Anna Husarska,

       The two recommendation letters I was carrying with me were supposed to make my entry into Cuba as smooth as if I were the Holy Father himself, and they did. The letters are from the Polish Episcopate and a Kraków Catholic weekly to which John Paul II has in fact contributed. The letters explain that I’m coming to Cuba to look for textos auténticos de autores católicos cubanos, texts I will eventually translate from Spanish into Polish. You see, I graduated from a school of translators at the Sorbonne. My first job was as a translator.
       Hunting for Catholic texts is not what I do for a living now, though. At the International Crisis Group I deal with indicted war criminals around Bosnia–at the moment I’m trying to help prevent bloodshed in Kosovo. I thought that maybe a job description that involved my trying to prevent bloodshed when totalitarian regimes fall in the Balkans would not help me get into Cuba, no matter how much I stressed the Balkan aspect of what I do. So I’m sticking to the role my Catholic mentors assigned me. I’m not panicking. It’s a short visit, and I’m not expected to act like a nun or like a priest. I’m not here to puff on Puros–Cuban cigars–or to drink Havana Rum, but to see what the country looks like before John Paul II gets here in a couple of weeks.
       I have not been here for six years, and Cuba has changed a lot. I grasped the main difference when I arrived at the airport in Paris: tourists. There were four flights leaving for Cuba from Orly that morning alone. On my plane–a huge thing, this was a ten-rows-across kind of beast–some of us were French, and they had the December issue of the French weekly L’Express, “Spécial Cuba,” to read on board. The rest were Italians. They had the weekly Panorama, with the Christmas destination on the cover: Cuba. A few of the American weeklies I work for are also planning special issues on Cuba. It would be an understatement to say that there’s some kind of Cuba mania going on right now.
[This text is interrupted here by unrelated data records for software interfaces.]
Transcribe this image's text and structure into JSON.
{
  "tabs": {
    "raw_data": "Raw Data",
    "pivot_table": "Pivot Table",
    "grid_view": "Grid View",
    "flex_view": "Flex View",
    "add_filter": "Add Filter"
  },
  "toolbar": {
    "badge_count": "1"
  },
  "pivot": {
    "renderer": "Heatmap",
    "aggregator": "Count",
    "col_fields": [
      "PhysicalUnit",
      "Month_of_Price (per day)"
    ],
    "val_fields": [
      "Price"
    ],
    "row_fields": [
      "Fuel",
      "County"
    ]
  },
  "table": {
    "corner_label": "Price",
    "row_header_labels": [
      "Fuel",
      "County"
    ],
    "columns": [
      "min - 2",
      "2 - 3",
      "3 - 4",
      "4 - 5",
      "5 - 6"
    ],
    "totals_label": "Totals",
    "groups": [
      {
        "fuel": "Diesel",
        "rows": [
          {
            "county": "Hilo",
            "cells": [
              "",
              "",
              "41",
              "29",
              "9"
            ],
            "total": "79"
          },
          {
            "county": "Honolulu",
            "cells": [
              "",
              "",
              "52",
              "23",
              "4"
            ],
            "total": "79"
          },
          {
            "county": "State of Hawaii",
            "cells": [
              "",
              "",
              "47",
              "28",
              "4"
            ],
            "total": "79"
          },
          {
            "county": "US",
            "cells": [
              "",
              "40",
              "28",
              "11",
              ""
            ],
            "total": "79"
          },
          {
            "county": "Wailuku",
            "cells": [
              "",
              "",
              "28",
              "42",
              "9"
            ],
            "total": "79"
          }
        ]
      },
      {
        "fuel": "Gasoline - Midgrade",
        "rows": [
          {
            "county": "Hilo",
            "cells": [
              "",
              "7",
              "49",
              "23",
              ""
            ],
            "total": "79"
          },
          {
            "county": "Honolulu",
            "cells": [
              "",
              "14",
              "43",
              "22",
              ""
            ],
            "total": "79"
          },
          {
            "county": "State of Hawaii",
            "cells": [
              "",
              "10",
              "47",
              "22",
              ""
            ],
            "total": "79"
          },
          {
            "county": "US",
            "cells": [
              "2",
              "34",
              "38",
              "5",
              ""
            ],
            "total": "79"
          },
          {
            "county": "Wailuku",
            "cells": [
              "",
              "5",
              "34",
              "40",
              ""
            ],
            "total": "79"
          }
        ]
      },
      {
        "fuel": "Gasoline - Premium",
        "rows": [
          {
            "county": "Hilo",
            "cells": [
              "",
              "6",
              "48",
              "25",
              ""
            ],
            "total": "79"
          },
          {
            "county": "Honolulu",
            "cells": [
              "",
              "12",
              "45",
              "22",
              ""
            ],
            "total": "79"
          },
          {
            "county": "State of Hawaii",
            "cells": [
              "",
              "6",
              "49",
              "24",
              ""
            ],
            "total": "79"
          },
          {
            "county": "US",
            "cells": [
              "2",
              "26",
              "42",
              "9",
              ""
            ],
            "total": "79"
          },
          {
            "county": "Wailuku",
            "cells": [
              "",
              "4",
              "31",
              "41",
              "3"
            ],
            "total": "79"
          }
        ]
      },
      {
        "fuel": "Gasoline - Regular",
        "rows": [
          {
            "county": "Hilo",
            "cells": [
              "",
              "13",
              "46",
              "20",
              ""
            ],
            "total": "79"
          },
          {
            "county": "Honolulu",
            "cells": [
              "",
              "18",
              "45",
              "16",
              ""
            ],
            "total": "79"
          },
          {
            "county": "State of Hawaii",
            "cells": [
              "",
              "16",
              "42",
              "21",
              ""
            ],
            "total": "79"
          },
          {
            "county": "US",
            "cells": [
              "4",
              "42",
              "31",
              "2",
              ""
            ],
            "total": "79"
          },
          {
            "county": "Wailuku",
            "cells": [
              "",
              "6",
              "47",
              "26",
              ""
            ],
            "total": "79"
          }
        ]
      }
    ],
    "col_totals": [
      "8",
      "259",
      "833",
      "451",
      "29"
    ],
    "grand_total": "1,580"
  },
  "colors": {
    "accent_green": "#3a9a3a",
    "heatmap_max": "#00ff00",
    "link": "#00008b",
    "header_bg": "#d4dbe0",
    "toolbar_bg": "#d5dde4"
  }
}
I heard in Sarajevo–it’s incredible what trivia one hears in Sarajevo these days–that cigars are very hip in the United States right now, which probably feeds the Cuba mania but must seriously damage the anti-smoking mania. Some of the French people in my group look like bons vivants who have come for cigars and rum and sun and cheap seafood. Well, cheap by their standards. This morning we had a réunion d’orientation–an orientation meeting–by the swimming pool and almost everyone decided to get the lobster dinner for two for $60. That’s the equivalent of 10 monthly salaries around here. It’s surprising how many French citizens are prepared to take a 10-hour flight just to sit at a table eating lobster à la française with french fries in the company of other French citizens. The non-lobster eaters were three gold-chained and perfumed messieurs who were obviously here on a sex safari.